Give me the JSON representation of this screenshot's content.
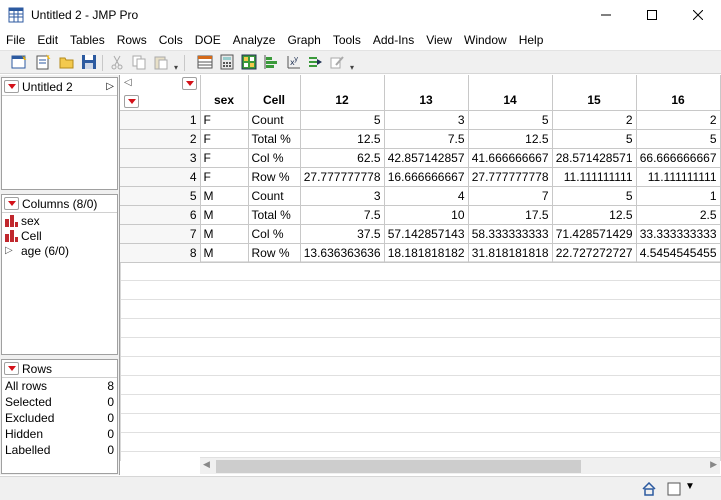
{
  "window": {
    "title": "Untitled 2 - JMP Pro"
  },
  "menu": [
    "File",
    "Edit",
    "Tables",
    "Rows",
    "Cols",
    "DOE",
    "Analyze",
    "Graph",
    "Tools",
    "Add-Ins",
    "View",
    "Window",
    "Help"
  ],
  "table_panel": {
    "name": "Untitled 2"
  },
  "columns_panel": {
    "title": "Columns (8/0)",
    "items": [
      {
        "name": "sex",
        "icon": "nominal-bar-icon"
      },
      {
        "name": "Cell",
        "icon": "nominal-bar-icon"
      },
      {
        "name": "age (6/0)",
        "icon": "group-expand-icon"
      }
    ]
  },
  "rows_panel": {
    "title": "Rows",
    "stats": [
      {
        "label": "All rows",
        "value": "8"
      },
      {
        "label": "Selected",
        "value": "0"
      },
      {
        "label": "Excluded",
        "value": "0"
      },
      {
        "label": "Hidden",
        "value": "0"
      },
      {
        "label": "Labelled",
        "value": "0"
      }
    ]
  },
  "grid": {
    "headers": [
      "sex",
      "Cell",
      "12",
      "13",
      "14",
      "15",
      "16"
    ],
    "rows": [
      [
        "1",
        "F",
        "Count",
        "5",
        "3",
        "5",
        "2",
        "2"
      ],
      [
        "2",
        "F",
        "Total %",
        "12.5",
        "7.5",
        "12.5",
        "5",
        "5"
      ],
      [
        "3",
        "F",
        "Col %",
        "62.5",
        "42.857142857",
        "41.666666667",
        "28.571428571",
        "66.666666667"
      ],
      [
        "4",
        "F",
        "Row %",
        "27.777777778",
        "16.666666667",
        "27.777777778",
        "11.111111111",
        "11.111111111"
      ],
      [
        "5",
        "M",
        "Count",
        "3",
        "4",
        "7",
        "5",
        "1"
      ],
      [
        "6",
        "M",
        "Total %",
        "7.5",
        "10",
        "17.5",
        "12.5",
        "2.5"
      ],
      [
        "7",
        "M",
        "Col %",
        "37.5",
        "57.142857143",
        "58.333333333",
        "71.428571429",
        "33.333333333"
      ],
      [
        "8",
        "M",
        "Row %",
        "13.636363636",
        "18.181818182",
        "31.818181818",
        "22.727272727",
        "4.5454545455"
      ]
    ]
  },
  "colors": {
    "accent_red": "#d4121a",
    "toolbar_bg": "#f0f0f0"
  }
}
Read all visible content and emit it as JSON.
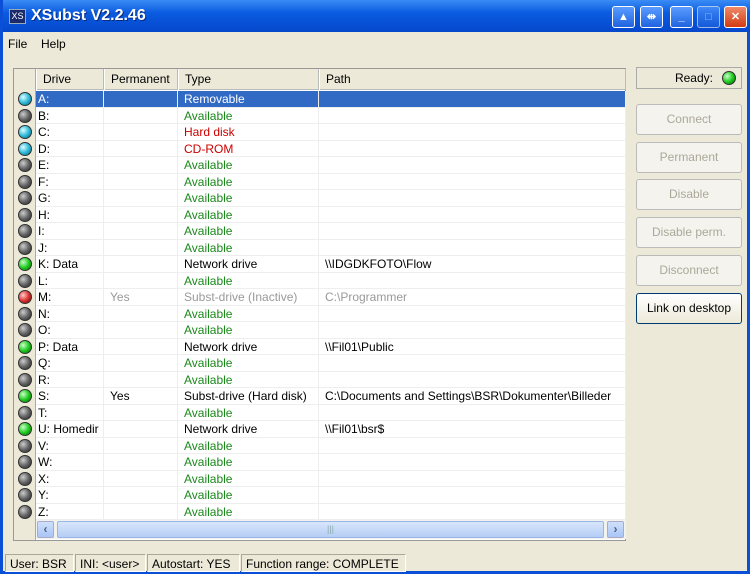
{
  "window": {
    "title": "XSubst V2.2.46",
    "icon_text": "XS"
  },
  "menu": [
    "File",
    "Help"
  ],
  "columns": [
    "Drive",
    "Permanent",
    "Type",
    "Path"
  ],
  "colors": {
    "available": "#1a8a1a",
    "hard_disk": "#cc0000",
    "inactive": "#999999",
    "selected": "#316ac5"
  },
  "rows": [
    {
      "drive": "A:",
      "permanent": "",
      "type": "Removable",
      "path": "",
      "led": "cyan",
      "style": "normal",
      "selected": true
    },
    {
      "drive": "B:",
      "permanent": "",
      "type": "Available",
      "path": "",
      "led": "gray",
      "style": "available"
    },
    {
      "drive": "C:",
      "permanent": "",
      "type": "Hard disk",
      "path": "",
      "led": "cyan",
      "style": "harddisk"
    },
    {
      "drive": "D:",
      "permanent": "",
      "type": "CD-ROM",
      "path": "",
      "led": "cyan",
      "style": "harddisk"
    },
    {
      "drive": "E:",
      "permanent": "",
      "type": "Available",
      "path": "",
      "led": "gray",
      "style": "available"
    },
    {
      "drive": "F:",
      "permanent": "",
      "type": "Available",
      "path": "",
      "led": "gray",
      "style": "available"
    },
    {
      "drive": "G:",
      "permanent": "",
      "type": "Available",
      "path": "",
      "led": "gray",
      "style": "available"
    },
    {
      "drive": "H:",
      "permanent": "",
      "type": "Available",
      "path": "",
      "led": "gray",
      "style": "available"
    },
    {
      "drive": "I:",
      "permanent": "",
      "type": "Available",
      "path": "",
      "led": "gray",
      "style": "available"
    },
    {
      "drive": "J:",
      "permanent": "",
      "type": "Available",
      "path": "",
      "led": "gray",
      "style": "available"
    },
    {
      "drive": "K: Data",
      "permanent": "",
      "type": "Network drive",
      "path": "\\\\IDGDKFOTO\\Flow",
      "led": "green",
      "style": "normal"
    },
    {
      "drive": "L:",
      "permanent": "",
      "type": "Available",
      "path": "",
      "led": "gray",
      "style": "available"
    },
    {
      "drive": "M:",
      "permanent": "Yes",
      "type": "Subst-drive (Inactive)",
      "path": "C:\\Programmer",
      "led": "red",
      "style": "inactive"
    },
    {
      "drive": "N:",
      "permanent": "",
      "type": "Available",
      "path": "",
      "led": "gray",
      "style": "available"
    },
    {
      "drive": "O:",
      "permanent": "",
      "type": "Available",
      "path": "",
      "led": "gray",
      "style": "available"
    },
    {
      "drive": "P: Data",
      "permanent": "",
      "type": "Network drive",
      "path": "\\\\Fil01\\Public",
      "led": "green",
      "style": "normal"
    },
    {
      "drive": "Q:",
      "permanent": "",
      "type": "Available",
      "path": "",
      "led": "gray",
      "style": "available"
    },
    {
      "drive": "R:",
      "permanent": "",
      "type": "Available",
      "path": "",
      "led": "gray",
      "style": "available"
    },
    {
      "drive": "S:",
      "permanent": "Yes",
      "type": "Subst-drive (Hard disk)",
      "path": "C:\\Documents and Settings\\BSR\\Dokumenter\\Billeder",
      "led": "green",
      "style": "normal"
    },
    {
      "drive": "T:",
      "permanent": "",
      "type": "Available",
      "path": "",
      "led": "gray",
      "style": "available"
    },
    {
      "drive": "U: Homedir",
      "permanent": "",
      "type": "Network drive",
      "path": "\\\\Fil01\\bsr$",
      "led": "green",
      "style": "normal"
    },
    {
      "drive": "V:",
      "permanent": "",
      "type": "Available",
      "path": "",
      "led": "gray",
      "style": "available"
    },
    {
      "drive": "W:",
      "permanent": "",
      "type": "Available",
      "path": "",
      "led": "gray",
      "style": "available"
    },
    {
      "drive": "X:",
      "permanent": "",
      "type": "Available",
      "path": "",
      "led": "gray",
      "style": "available"
    },
    {
      "drive": "Y:",
      "permanent": "",
      "type": "Available",
      "path": "",
      "led": "gray",
      "style": "available"
    },
    {
      "drive": "Z:",
      "permanent": "",
      "type": "Available",
      "path": "",
      "led": "gray",
      "style": "available"
    }
  ],
  "ready_label": "Ready:",
  "buttons": [
    {
      "label": "Connect",
      "enabled": false
    },
    {
      "label": "Permanent",
      "enabled": false
    },
    {
      "label": "Disable",
      "enabled": false
    },
    {
      "label": "Disable perm.",
      "enabled": false
    },
    {
      "label": "Disconnect",
      "enabled": false
    },
    {
      "label": "Link on desktop",
      "enabled": true
    }
  ],
  "status": [
    "User: BSR",
    "INI: <user>",
    "Autostart: YES",
    "Function range: COMPLETE"
  ]
}
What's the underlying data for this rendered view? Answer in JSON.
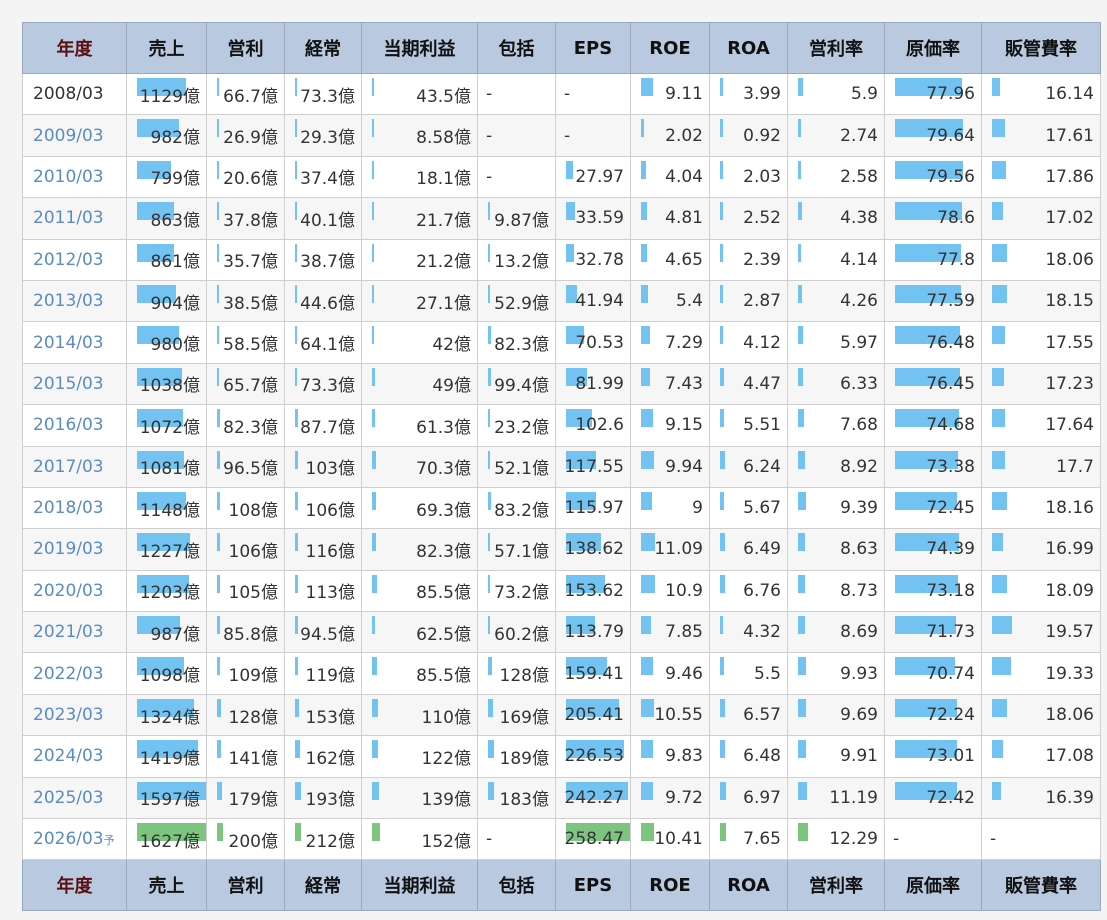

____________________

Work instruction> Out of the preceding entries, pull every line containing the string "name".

Answer to the problem>
    "name": "Untitled 2"
        "name": "sex",
        "name": "Cell",
        "name": "age (6/0)",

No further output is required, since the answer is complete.